Brother Lawrence, a French Carmelite brother who lived in the seventeenth century is best known for his practicing the presence of God–a version of mindful awareness with God at the center. He said that it wasn’t necessary to go to church to be with God. He wrote that we can make our own hearts a place of worship. But he also said that in order to do that we must empty our heart of all other things. Mindfulness is a way to empty our hearts and minds of all other things and make space to listen for the voice of God.

Mindful awareness practices can be done anywhere. Brother Lawrence was famous for practicing presence while doing his kitchen duties. For me the critical piece isn’t where I am or what I am doing, but whether or not I’m paying attention to my immediate experience.

My mind is especially prone to wander when alone–walking down the street, cooking a meal, driving to work. Each time I catch my mind drifting from the present moment and bring attention back, I strengthen the mindfulness muscles in my brain.

Each moment of “failing” to practice mindfulness becomes an opportunity to grow in gracious awareness–another important spiritual skill. No judgement, no condemnation. Just come back to the present moment. Like the Apostle Paul who wrote that God’s power is made perfect in our weaknesses, so mindfulness is strengthened each time we come back to the present moment after having drifted elsewhere.
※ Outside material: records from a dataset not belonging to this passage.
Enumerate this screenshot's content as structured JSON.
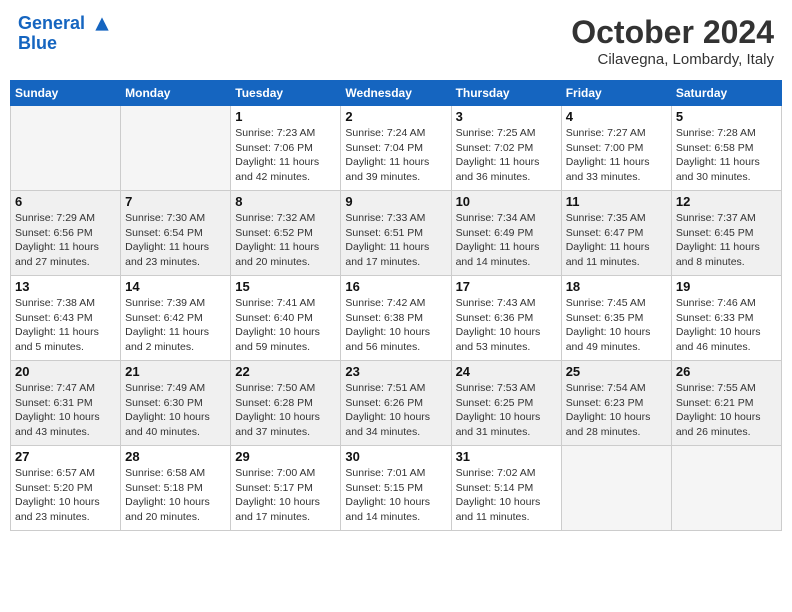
{
  "header": {
    "logo_line1": "General",
    "logo_line2": "Blue",
    "month": "October 2024",
    "location": "Cilavegna, Lombardy, Italy"
  },
  "weekdays": [
    "Sunday",
    "Monday",
    "Tuesday",
    "Wednesday",
    "Thursday",
    "Friday",
    "Saturday"
  ],
  "weeks": [
    [
      {
        "day": "",
        "sunrise": "",
        "sunset": "",
        "daylight": "",
        "empty": true
      },
      {
        "day": "",
        "sunrise": "",
        "sunset": "",
        "daylight": "",
        "empty": true
      },
      {
        "day": "1",
        "sunrise": "Sunrise: 7:23 AM",
        "sunset": "Sunset: 7:06 PM",
        "daylight": "Daylight: 11 hours and 42 minutes."
      },
      {
        "day": "2",
        "sunrise": "Sunrise: 7:24 AM",
        "sunset": "Sunset: 7:04 PM",
        "daylight": "Daylight: 11 hours and 39 minutes."
      },
      {
        "day": "3",
        "sunrise": "Sunrise: 7:25 AM",
        "sunset": "Sunset: 7:02 PM",
        "daylight": "Daylight: 11 hours and 36 minutes."
      },
      {
        "day": "4",
        "sunrise": "Sunrise: 7:27 AM",
        "sunset": "Sunset: 7:00 PM",
        "daylight": "Daylight: 11 hours and 33 minutes."
      },
      {
        "day": "5",
        "sunrise": "Sunrise: 7:28 AM",
        "sunset": "Sunset: 6:58 PM",
        "daylight": "Daylight: 11 hours and 30 minutes."
      }
    ],
    [
      {
        "day": "6",
        "sunrise": "Sunrise: 7:29 AM",
        "sunset": "Sunset: 6:56 PM",
        "daylight": "Daylight: 11 hours and 27 minutes."
      },
      {
        "day": "7",
        "sunrise": "Sunrise: 7:30 AM",
        "sunset": "Sunset: 6:54 PM",
        "daylight": "Daylight: 11 hours and 23 minutes."
      },
      {
        "day": "8",
        "sunrise": "Sunrise: 7:32 AM",
        "sunset": "Sunset: 6:52 PM",
        "daylight": "Daylight: 11 hours and 20 minutes."
      },
      {
        "day": "9",
        "sunrise": "Sunrise: 7:33 AM",
        "sunset": "Sunset: 6:51 PM",
        "daylight": "Daylight: 11 hours and 17 minutes."
      },
      {
        "day": "10",
        "sunrise": "Sunrise: 7:34 AM",
        "sunset": "Sunset: 6:49 PM",
        "daylight": "Daylight: 11 hours and 14 minutes."
      },
      {
        "day": "11",
        "sunrise": "Sunrise: 7:35 AM",
        "sunset": "Sunset: 6:47 PM",
        "daylight": "Daylight: 11 hours and 11 minutes."
      },
      {
        "day": "12",
        "sunrise": "Sunrise: 7:37 AM",
        "sunset": "Sunset: 6:45 PM",
        "daylight": "Daylight: 11 hours and 8 minutes."
      }
    ],
    [
      {
        "day": "13",
        "sunrise": "Sunrise: 7:38 AM",
        "sunset": "Sunset: 6:43 PM",
        "daylight": "Daylight: 11 hours and 5 minutes."
      },
      {
        "day": "14",
        "sunrise": "Sunrise: 7:39 AM",
        "sunset": "Sunset: 6:42 PM",
        "daylight": "Daylight: 11 hours and 2 minutes."
      },
      {
        "day": "15",
        "sunrise": "Sunrise: 7:41 AM",
        "sunset": "Sunset: 6:40 PM",
        "daylight": "Daylight: 10 hours and 59 minutes."
      },
      {
        "day": "16",
        "sunrise": "Sunrise: 7:42 AM",
        "sunset": "Sunset: 6:38 PM",
        "daylight": "Daylight: 10 hours and 56 minutes."
      },
      {
        "day": "17",
        "sunrise": "Sunrise: 7:43 AM",
        "sunset": "Sunset: 6:36 PM",
        "daylight": "Daylight: 10 hours and 53 minutes."
      },
      {
        "day": "18",
        "sunrise": "Sunrise: 7:45 AM",
        "sunset": "Sunset: 6:35 PM",
        "daylight": "Daylight: 10 hours and 49 minutes."
      },
      {
        "day": "19",
        "sunrise": "Sunrise: 7:46 AM",
        "sunset": "Sunset: 6:33 PM",
        "daylight": "Daylight: 10 hours and 46 minutes."
      }
    ],
    [
      {
        "day": "20",
        "sunrise": "Sunrise: 7:47 AM",
        "sunset": "Sunset: 6:31 PM",
        "daylight": "Daylight: 10 hours and 43 minutes."
      },
      {
        "day": "21",
        "sunrise": "Sunrise: 7:49 AM",
        "sunset": "Sunset: 6:30 PM",
        "daylight": "Daylight: 10 hours and 40 minutes."
      },
      {
        "day": "22",
        "sunrise": "Sunrise: 7:50 AM",
        "sunset": "Sunset: 6:28 PM",
        "daylight": "Daylight: 10 hours and 37 minutes."
      },
      {
        "day": "23",
        "sunrise": "Sunrise: 7:51 AM",
        "sunset": "Sunset: 6:26 PM",
        "daylight": "Daylight: 10 hours and 34 minutes."
      },
      {
        "day": "24",
        "sunrise": "Sunrise: 7:53 AM",
        "sunset": "Sunset: 6:25 PM",
        "daylight": "Daylight: 10 hours and 31 minutes."
      },
      {
        "day": "25",
        "sunrise": "Sunrise: 7:54 AM",
        "sunset": "Sunset: 6:23 PM",
        "daylight": "Daylight: 10 hours and 28 minutes."
      },
      {
        "day": "26",
        "sunrise": "Sunrise: 7:55 AM",
        "sunset": "Sunset: 6:21 PM",
        "daylight": "Daylight: 10 hours and 26 minutes."
      }
    ],
    [
      {
        "day": "27",
        "sunrise": "Sunrise: 6:57 AM",
        "sunset": "Sunset: 5:20 PM",
        "daylight": "Daylight: 10 hours and 23 minutes."
      },
      {
        "day": "28",
        "sunrise": "Sunrise: 6:58 AM",
        "sunset": "Sunset: 5:18 PM",
        "daylight": "Daylight: 10 hours and 20 minutes."
      },
      {
        "day": "29",
        "sunrise": "Sunrise: 7:00 AM",
        "sunset": "Sunset: 5:17 PM",
        "daylight": "Daylight: 10 hours and 17 minutes."
      },
      {
        "day": "30",
        "sunrise": "Sunrise: 7:01 AM",
        "sunset": "Sunset: 5:15 PM",
        "daylight": "Daylight: 10 hours and 14 minutes."
      },
      {
        "day": "31",
        "sunrise": "Sunrise: 7:02 AM",
        "sunset": "Sunset: 5:14 PM",
        "daylight": "Daylight: 10 hours and 11 minutes."
      },
      {
        "day": "",
        "sunrise": "",
        "sunset": "",
        "daylight": "",
        "empty": true
      },
      {
        "day": "",
        "sunrise": "",
        "sunset": "",
        "daylight": "",
        "empty": true
      }
    ]
  ]
}
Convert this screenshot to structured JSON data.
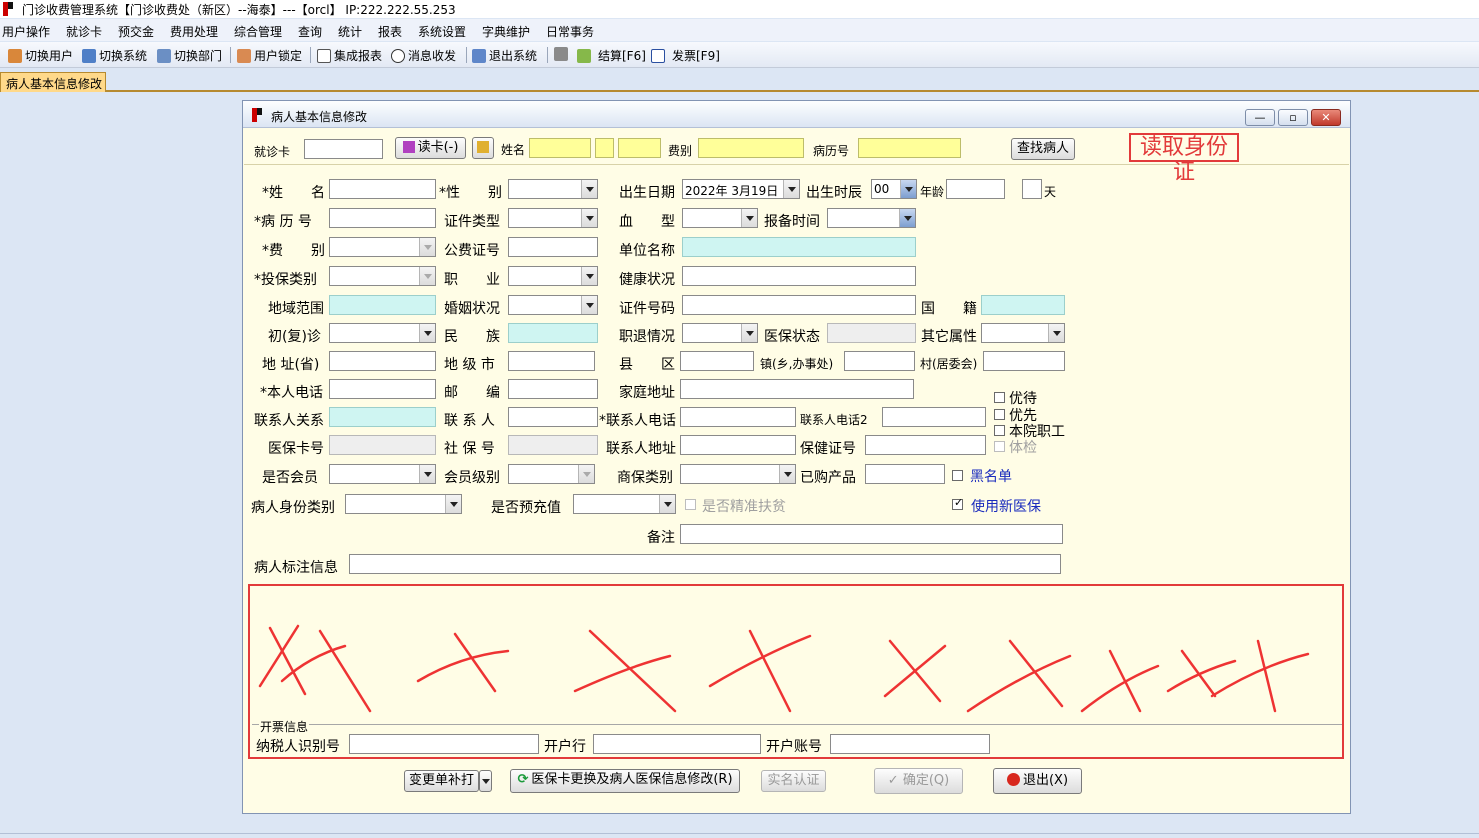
{
  "window_title": "门诊收费管理系统【门诊收费处（新区）--海泰】---【orcl】 IP:222.222.55.253",
  "menu": [
    "用户操作",
    "就诊卡",
    "预交金",
    "费用处理",
    "综合管理",
    "查询",
    "统计",
    "报表",
    "系统设置",
    "字典维护",
    "日常事务"
  ],
  "toolbar": {
    "switch_user": "切换用户",
    "switch_system": "切换系统",
    "switch_dept": "切换部门",
    "lock_user": "用户锁定",
    "integrated_report": "集成报表",
    "messages": "消息收发",
    "exit_system": "退出系统",
    "settle": "结算[F6]",
    "invoice": "发票[F9]"
  },
  "tab": {
    "label": "病人基本信息修改"
  },
  "dialog": {
    "title": "病人基本信息修改",
    "window_buttons": {
      "minimize": "—",
      "maximize": "▫",
      "close": "✕"
    },
    "search": {
      "card_label": "就诊卡",
      "read_card_button": "读卡(-)",
      "name_label": "姓名",
      "fee_label": "费别",
      "record_label": "病历号",
      "find_button": "查找病人",
      "annotation": "读取身份证"
    },
    "form": {
      "name": "*姓　　名",
      "gender": "*性　　别",
      "birth_date": "出生日期",
      "birth_date_value": "2022年 3月19日",
      "birth_hour": "出生时辰",
      "birth_hour_value": "00",
      "age": "年龄",
      "day": "天",
      "record_no": "*病 历 号",
      "id_type": "证件类型",
      "blood_type": "血　　型",
      "report_time": "报备时间",
      "fee_type": "*费　　别",
      "public_fee_no": "公费证号",
      "employer": "单位名称",
      "insurance_type": "*投保类别",
      "occupation": "职　　业",
      "health": "健康状况",
      "region": "地域范围",
      "marital": "婚姻状况",
      "id_no": "证件号码",
      "nationality": "国　　籍",
      "first_visit": "初(复)诊",
      "ethnicity": "民　　族",
      "retirement": "职退情况",
      "insurance_status": "医保状态",
      "other_attr": "其它属性",
      "addr_province": "地 址(省)",
      "addr_city": "地 级 市",
      "addr_county": "县　　区",
      "addr_town": "镇(乡,办事处)",
      "addr_village": "村(居委会)",
      "phone": "*本人电话",
      "postcode": "邮　　编",
      "home_addr": "家庭地址",
      "contact_rel": "联系人关系",
      "contact": "联 系 人",
      "contact_phone": "*联系人电话",
      "contact_phone2": "联系人电话2",
      "insurance_card": "医保卡号",
      "social_no": "社 保 号",
      "contact_addr": "联系人地址",
      "health_card": "保健证号",
      "member": "是否会员",
      "member_level": "会员级别",
      "commercial": "商保类别",
      "purchased": "已购产品",
      "blacklist": "黑名单",
      "identity_cat": "病人身份类别",
      "prepaid": "是否预充值",
      "poverty": "是否精准扶贫",
      "new_insurance": "使用新医保",
      "remark": "备注",
      "tag_info": "病人标注信息",
      "check_vip": "优待",
      "check_priority": "优先",
      "check_staff": "本院职工",
      "check_exam": "体检"
    },
    "invoice": {
      "legend": "开票信息",
      "taxpayer_id": "纳税人识别号",
      "bank": "开户行",
      "account": "开户账号"
    },
    "buttons": {
      "reprint": "变更单补打",
      "replace_card": "医保卡更换及病人医保信息修改(R)",
      "verify": "实名认证",
      "confirm": "确定(Q)",
      "exit": "退出(X)"
    }
  }
}
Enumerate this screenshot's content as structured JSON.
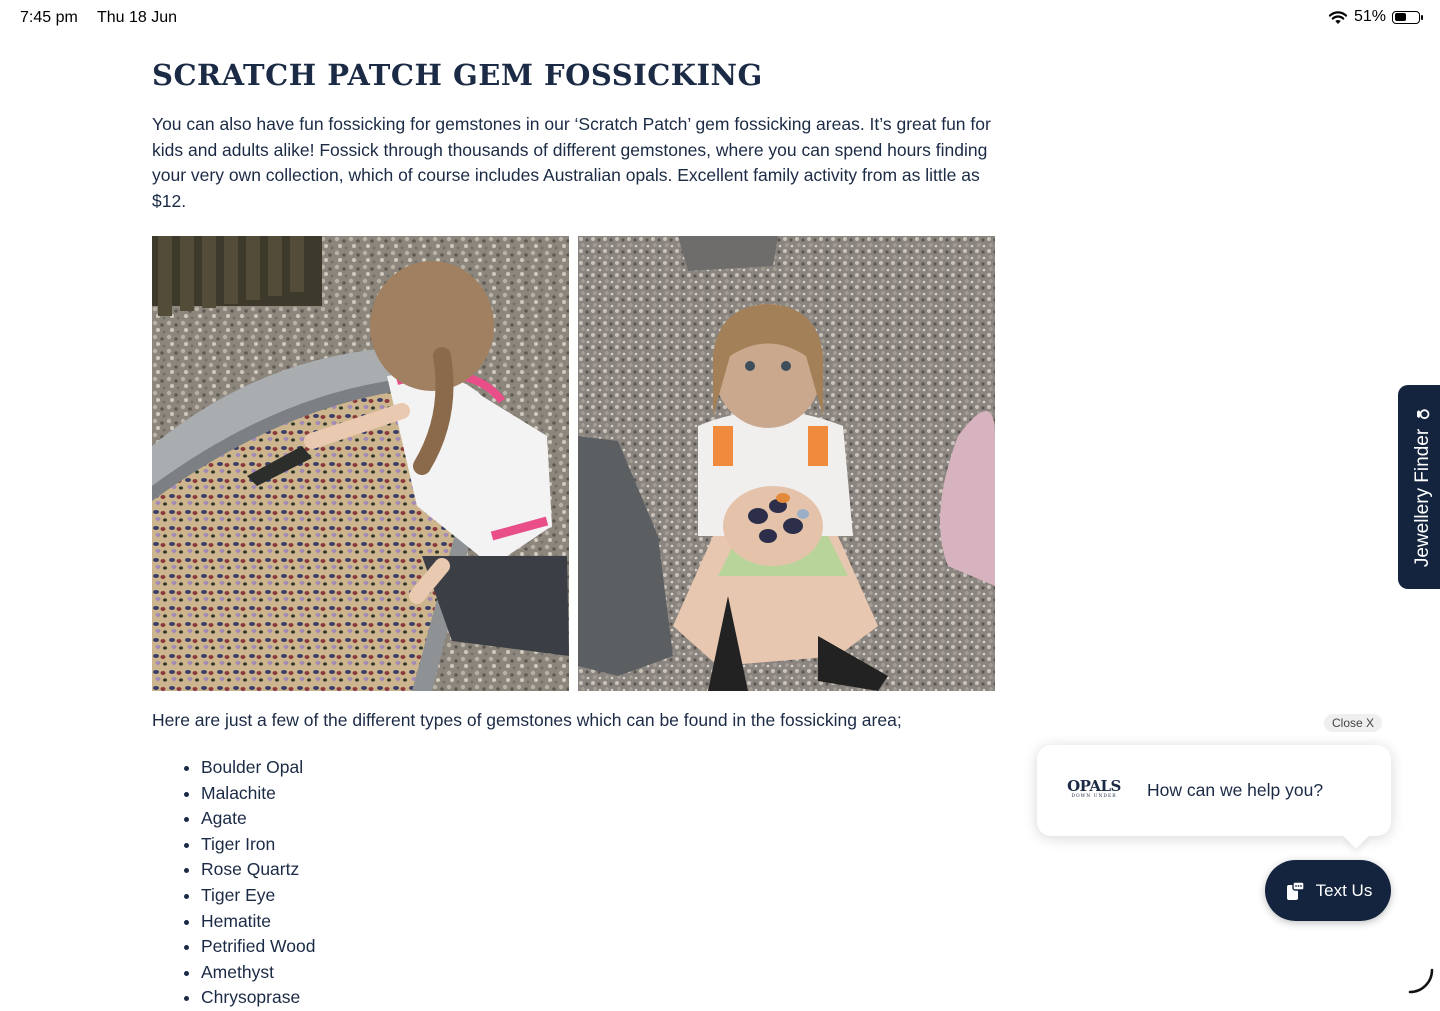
{
  "status_bar": {
    "time": "7:45 pm",
    "date": "Thu 18 Jun",
    "battery_text": "51%",
    "battery_level": 0.51
  },
  "article": {
    "title": "SCRATCH PATCH GEM FOSSICKING",
    "intro": "You can also have fun fossicking for gemstones in our ‘Scratch Patch’ gem fossicking areas. It’s great fun for kids and adults alike! Fossick through thousands of different gemstones, where you can spend hours finding your very own collection, which of course includes Australian opals. Excellent family activity from as little as $12.",
    "lead": "Here are just a few of the different types of gemstones which can be found in the fossicking area;",
    "gemstones": [
      "Boulder Opal",
      "Malachite",
      "Agate",
      "Tiger Iron",
      "Rose Quartz",
      "Tiger Eye",
      "Hematite",
      "Petrified Wood",
      "Amethyst",
      "Chrysoprase"
    ]
  },
  "jewellery_finder": {
    "label": "Jewellery Finder",
    "icon": "diamond-ring-icon"
  },
  "chat_widget": {
    "close_label": "Close X",
    "logo_main": "OPALS",
    "logo_sub": "DOWN UNDER",
    "prompt": "How can we help you?",
    "button_label": "Text Us",
    "button_icon": "chat-phone-icon"
  },
  "colors": {
    "brand_navy": "#14243f",
    "text": "#1b2a45"
  }
}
A short mindful awareness practice I often use when I catch myself¬† judging myself for failing–whether in mindfulness or something else–is the Jesus prayer: “Lord, have mercy. Christ, have mercy.” It’s a way I practice gracious awareness with myself. It’s a way to empty my heart of inner dissonance and make space for God.